The Appalachian Mountains are ancient, some of the oldest in the world. Formed roughly 480 million years ago in the Paleozoic Era, they are filled with a long history of humans learning from the land, cultivating it, and caring for it. Pagan traditions of folklore, faith healing, medicine, and agriculture are thriving as much now as they were when the first humans set foot on the mountains. Common sense, resiliency, and fortitude, coupled with a deep connection to nature, resulted in land-proud folkways, like winter solstice celebrations, that are still being practiced today.
Explore and discover these fascinating traditions with our top 10 things to do in the Smoky Mountains to kick off the winter season!
Enjoy A Solstice Sunrise
Wake up early and watch the sunrise from Clingmans Dome, the highest point in the Great Smoky Mountains. Capture the first break of light on the darkest day of the year by setting your alarm to wake you with enough time to make the hike. Pack a thermos of your favorite coffee or tea to sip while you soak in the beauty of the sun.
Create a Yule Altar
One of the most iconic traditions of the winter solstice is the yule altar, a wonderful way to honor the return of the sun. Whether you’re at home or you’re escaping to a cozy winter place to stay in the Smokies, you can decorate a mantel or shelf, or even create a festive table centerpiece, with fir, cedar, and wreaths. The most important element of a yule altar is a candle that symbolizes the sun, ideally a golden or yellow-hued candle. Cleanse the altar with sage or sweetgrass, and then light the candle in tribute to the sun.
Shine Your Light with a Yule Lantern
Bring light to the darkness by making your own lanterns. Being the shortest day means that the solstice is also the longest and darkest night of the year. An original pagan tradition was rooted in candlelight, not only because light was needed to see in the darkness, but it was also used to celebrate the return of the sun in the coming months. Visit one of the many artist studios and find a handmade lantern or candle to use as your sun candle. Or, better yet, many of the local artists in the Great Smoky Arts & Crafts Community offer classes – stop in for a lesson and make your own!
Learn from the Past
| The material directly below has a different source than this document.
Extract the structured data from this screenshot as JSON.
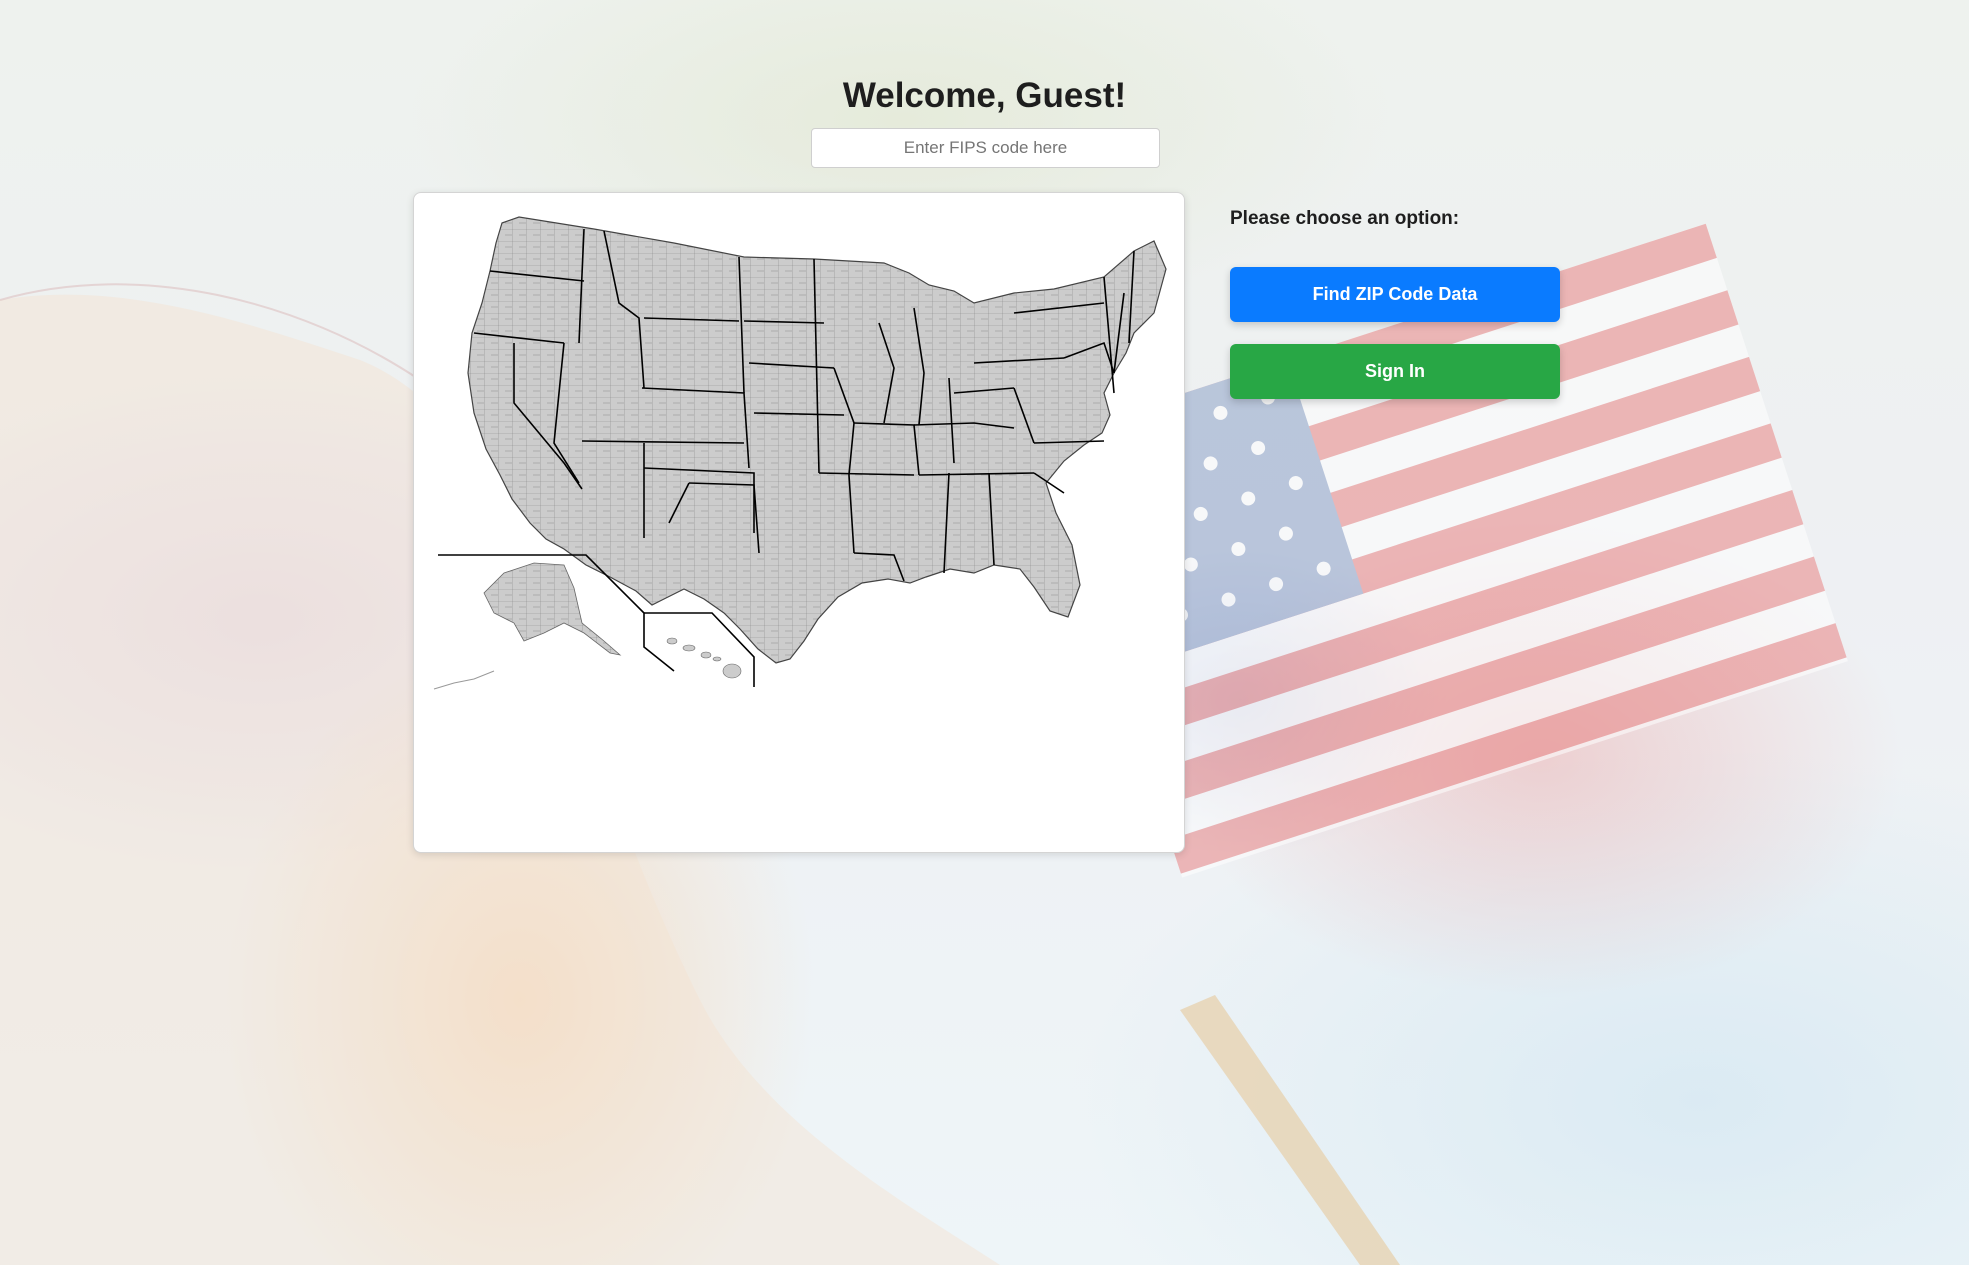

Listen to a mountain storyteller weave their tales that are steeped in Appalachian history and culture, some of which goes back to pagan Celtics who followed the sun and solstices closely.
Explore Appalachian Culture
Tap your toes to the sound of bluegrass music coming from the open windows of virtually any venue you pass by. Or visit one of the Smoky Mountain’s many distilleries that offer live music and moonshine tastings.
Find a Festive Gift
The orange is a common symbol for the return of the sun. Orange pomanders are traditionally given as gifts on the solstice to symbolize nature and the returning light. Visit the charming shops in any of the small towns throughout the Smokies to find wreaths and decorations to celebrate the winter solstice, give as gifts, and decorate and freshen your home during the holidays.
Immerse Yourself in Nature on a Winter Hike
The winter solstice is a time to celebrate the natural world, so why not take an invigorating winter hike through the Smokies? Head up to Andrews Bald to take in spectacular 360-degree views and enjoy the crisp mountain air. Or hike to gorgeous cascading waterfalls, like Laurel Falls or Rainbow Falls, that turn into glistening dramatic ice formations during the winter.
Enjoy the Local Wildlife
While you’re out celebrating nature, keep your eyes peeled for local wildlife like bears, deer and wild turkey. Or venture into theremote Cataloochee Valley and discover one of the Smoky Mountains’ best kept secrets. Look for the herd of wild elk grazing in open areas at the edge of the forest with the snow capped mountains as a backdrop.
Light a Yule Log
After all that hiking, warm up by lighting a yule log in your cozy Smoky Mountain cabin. In winter tradition, the yule log is a unique log that’s lit on the night of the winter solstice, or Yule. The ritual lighting of the yule log is performed to help reignite the sun. The fire burns all night long, symbolizing the darkness on the longest night of the year. Fun fact: the Yule Log was originally an entire tree, that was carefully chosen and brought into the house with grand ceremony. And traditionally, families would keep a piece of the yule log to help ignite the next winters’ fire.
Meditate and Set Intentions for Next Year
Take some time on the longest night of the year to reflect on what you hope to gain and give in this new season and the coming year. Yule is a time to celebrate the light and darkness both within us and surrounding us. Meditation can help to bring the light of awareness into the darkness.